— WORK TO BE COMPLETED —
Look over the entries below. Report how many lines hold the word "JSON", and only that.

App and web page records
* * *

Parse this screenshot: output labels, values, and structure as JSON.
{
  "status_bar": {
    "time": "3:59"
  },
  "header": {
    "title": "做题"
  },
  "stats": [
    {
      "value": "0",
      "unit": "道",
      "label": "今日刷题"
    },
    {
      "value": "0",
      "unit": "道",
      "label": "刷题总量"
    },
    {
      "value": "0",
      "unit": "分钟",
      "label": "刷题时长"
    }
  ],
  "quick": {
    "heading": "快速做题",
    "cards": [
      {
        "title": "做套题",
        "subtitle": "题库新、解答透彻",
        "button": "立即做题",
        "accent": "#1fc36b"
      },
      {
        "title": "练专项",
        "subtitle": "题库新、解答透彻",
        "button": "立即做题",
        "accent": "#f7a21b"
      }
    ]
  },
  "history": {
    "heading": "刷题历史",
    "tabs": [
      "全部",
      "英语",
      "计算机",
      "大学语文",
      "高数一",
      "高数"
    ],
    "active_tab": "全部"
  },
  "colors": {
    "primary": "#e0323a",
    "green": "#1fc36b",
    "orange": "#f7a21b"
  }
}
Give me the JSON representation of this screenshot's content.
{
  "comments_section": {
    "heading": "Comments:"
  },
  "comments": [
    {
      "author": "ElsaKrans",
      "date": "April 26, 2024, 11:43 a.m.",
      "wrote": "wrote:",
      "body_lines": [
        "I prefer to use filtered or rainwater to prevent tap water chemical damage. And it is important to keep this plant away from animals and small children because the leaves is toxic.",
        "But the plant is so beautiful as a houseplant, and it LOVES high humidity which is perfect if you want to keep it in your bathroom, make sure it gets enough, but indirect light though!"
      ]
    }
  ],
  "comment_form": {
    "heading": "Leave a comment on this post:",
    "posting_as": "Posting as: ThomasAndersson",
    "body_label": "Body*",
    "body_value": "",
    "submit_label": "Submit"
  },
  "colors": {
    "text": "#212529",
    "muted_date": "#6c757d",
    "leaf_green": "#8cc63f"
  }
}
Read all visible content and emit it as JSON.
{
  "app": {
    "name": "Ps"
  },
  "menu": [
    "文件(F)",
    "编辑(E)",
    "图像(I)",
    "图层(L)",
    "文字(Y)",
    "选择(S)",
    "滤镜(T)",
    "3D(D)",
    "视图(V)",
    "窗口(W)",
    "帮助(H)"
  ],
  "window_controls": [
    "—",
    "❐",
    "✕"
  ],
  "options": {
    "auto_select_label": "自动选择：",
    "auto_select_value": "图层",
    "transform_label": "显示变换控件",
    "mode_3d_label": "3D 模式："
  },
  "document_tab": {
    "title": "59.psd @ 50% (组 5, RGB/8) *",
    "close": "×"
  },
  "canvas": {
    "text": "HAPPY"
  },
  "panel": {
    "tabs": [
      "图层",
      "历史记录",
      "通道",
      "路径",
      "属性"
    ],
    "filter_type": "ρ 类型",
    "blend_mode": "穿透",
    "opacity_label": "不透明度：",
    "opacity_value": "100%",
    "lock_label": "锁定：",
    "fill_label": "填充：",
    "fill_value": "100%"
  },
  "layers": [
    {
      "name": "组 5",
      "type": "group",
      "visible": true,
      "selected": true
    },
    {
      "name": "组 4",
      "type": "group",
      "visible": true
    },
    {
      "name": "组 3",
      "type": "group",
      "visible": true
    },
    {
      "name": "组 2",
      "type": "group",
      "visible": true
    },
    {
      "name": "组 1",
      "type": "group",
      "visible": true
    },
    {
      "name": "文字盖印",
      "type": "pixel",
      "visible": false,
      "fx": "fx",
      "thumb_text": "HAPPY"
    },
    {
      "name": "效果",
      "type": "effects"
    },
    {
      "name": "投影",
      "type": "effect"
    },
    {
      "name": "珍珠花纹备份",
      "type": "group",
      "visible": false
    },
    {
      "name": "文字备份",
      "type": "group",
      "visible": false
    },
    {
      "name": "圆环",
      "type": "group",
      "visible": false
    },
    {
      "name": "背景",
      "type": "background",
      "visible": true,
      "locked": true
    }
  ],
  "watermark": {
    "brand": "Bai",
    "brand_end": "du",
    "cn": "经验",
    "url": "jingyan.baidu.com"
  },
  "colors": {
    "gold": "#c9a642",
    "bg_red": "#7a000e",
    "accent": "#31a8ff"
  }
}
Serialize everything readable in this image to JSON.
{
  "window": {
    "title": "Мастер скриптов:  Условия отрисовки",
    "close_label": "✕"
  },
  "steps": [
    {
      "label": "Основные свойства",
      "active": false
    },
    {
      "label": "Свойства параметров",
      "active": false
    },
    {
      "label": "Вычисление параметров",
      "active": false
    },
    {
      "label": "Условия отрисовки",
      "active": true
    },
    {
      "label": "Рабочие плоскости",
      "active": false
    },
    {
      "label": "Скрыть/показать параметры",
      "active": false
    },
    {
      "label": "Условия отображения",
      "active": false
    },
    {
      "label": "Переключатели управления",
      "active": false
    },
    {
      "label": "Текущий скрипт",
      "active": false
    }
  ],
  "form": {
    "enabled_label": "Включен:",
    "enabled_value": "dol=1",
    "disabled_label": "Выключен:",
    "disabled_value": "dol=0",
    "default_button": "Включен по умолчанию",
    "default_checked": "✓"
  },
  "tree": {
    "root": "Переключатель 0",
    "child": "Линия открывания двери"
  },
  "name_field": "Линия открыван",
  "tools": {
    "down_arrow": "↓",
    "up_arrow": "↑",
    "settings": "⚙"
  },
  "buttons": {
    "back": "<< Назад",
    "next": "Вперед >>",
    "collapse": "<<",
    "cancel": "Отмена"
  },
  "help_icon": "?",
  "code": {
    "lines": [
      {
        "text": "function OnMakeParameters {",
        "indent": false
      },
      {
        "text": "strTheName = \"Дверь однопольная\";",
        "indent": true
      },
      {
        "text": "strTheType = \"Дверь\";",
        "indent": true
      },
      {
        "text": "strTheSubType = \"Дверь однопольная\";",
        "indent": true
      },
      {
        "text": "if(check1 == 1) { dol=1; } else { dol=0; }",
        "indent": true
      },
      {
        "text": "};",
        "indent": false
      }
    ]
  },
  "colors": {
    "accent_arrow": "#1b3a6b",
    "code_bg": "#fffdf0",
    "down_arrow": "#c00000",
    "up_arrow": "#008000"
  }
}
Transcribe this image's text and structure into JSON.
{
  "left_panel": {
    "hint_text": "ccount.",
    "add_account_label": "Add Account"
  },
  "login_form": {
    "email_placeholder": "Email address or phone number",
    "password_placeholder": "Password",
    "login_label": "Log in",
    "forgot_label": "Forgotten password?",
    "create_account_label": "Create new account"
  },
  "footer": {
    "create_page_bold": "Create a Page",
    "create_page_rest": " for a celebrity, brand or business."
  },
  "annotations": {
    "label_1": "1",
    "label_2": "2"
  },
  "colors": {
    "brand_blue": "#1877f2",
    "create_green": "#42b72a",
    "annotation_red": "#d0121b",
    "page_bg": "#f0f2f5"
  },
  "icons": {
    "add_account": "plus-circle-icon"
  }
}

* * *

— RESULT OF THIS EXERCISE —
5